We also started occupational therapy when SensiGirl was almost five and a half. We started listening therapy and listening to Mozart for Modulation helped some, but just as we would get into the groove, the disc rental would be over and we would move on to another disk to follow her listening therapy guidelines.  I discussed this with her therapist and we decided she should listen to that disc for a month. I purchased that disc for our own home use too and tried it again for a whole month to establish the habit before we ended our listening therapy at the occupational therapists' for now.
What has been the final step in it all is recognizing that SensiGirl has trouble with interoception. This is known as the awareness of liquids, solids and gases moving through the internal organs.  I then noticed the accidents she was having were while she was deeply involved in things like watching TV or playing with her iPad. So I made a rule that SensiGirl had to poop before she could do those activities. Luckily these activities are highly motivating and usually are requested after a meal, so much the better for getting her to go. She still chooses a pull up at night about 60% of the time but waking up dry about 90% of the time.
There is no magic thing to accomplish potty training with your SensiKid, but a combination of support and information for you and understanding for your child makes it happen eventually.

Jamie Glowacki @


  1. Hi Lori, I hope this is the start of the end (or the start of the beginning?)
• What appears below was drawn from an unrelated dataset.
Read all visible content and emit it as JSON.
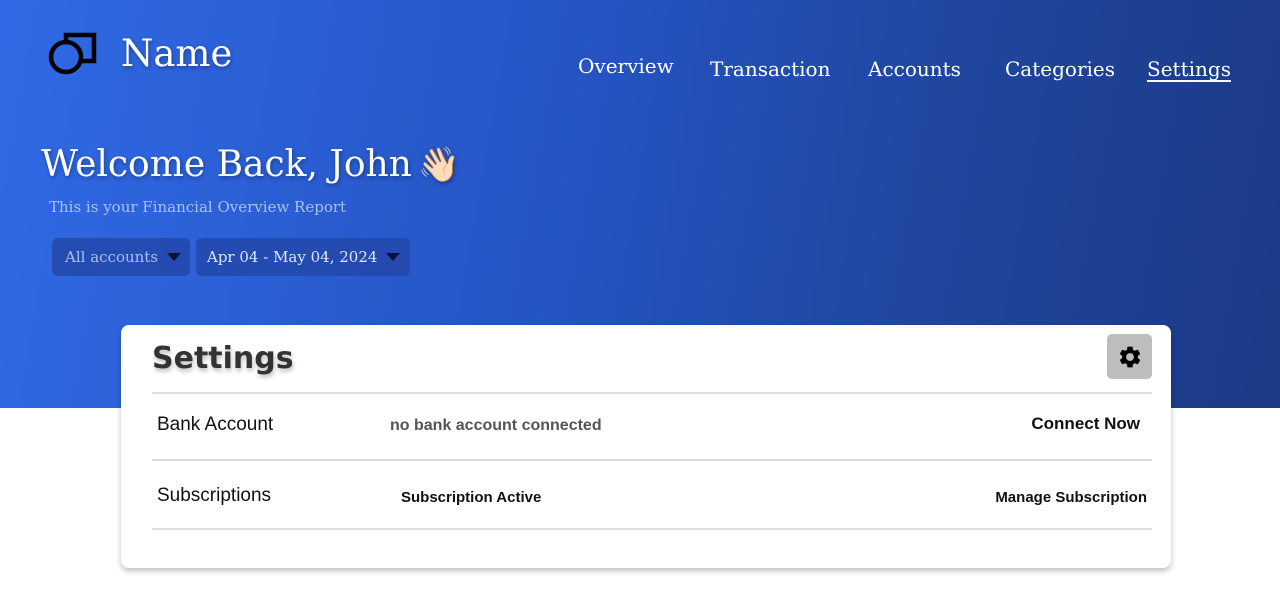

    My oldest son took a really long time to make the connections between the urges and what comes next, it only really happened for him once we got him taking stuff to help with the constipation. Once he was going more often it gave him more opportunities to connect the dots. But staying dry at night took a lot longer still.

    My youngest is still not quite there yet at night. And he occasionally still has accidents during the day, which surprise and mortify him ("I didn't even feel it mum!") So I think interoception is still a big issue for him.

  2. This sounds so familiar to me! Tootles seems to hold it. I know his face and moves and usual "time frame" so I prompt him to go. He will lie and say he doesn't have to. Then, as soon as he's there, -well - you know. Like SensiGirl, he gets deeply involved in something and that's when he fails to get there on time. Now, though, he hates the feeling of a "mistake", so he usually yells "TOILET" and gets there on time about 95 percent of the time (plus a prompt or two, or three...) Congrats to SensiGirl! Sounds like she's just about there! :)

  3. Thanks for the comments! I wish we had all been able to talk about it when we were starting the potty training journey. I have the time frame thing going on a bit too. The constipation part was the hard part, and just like Bec's boy, once she went more often she could start to recognize the feeling. "Almost there...."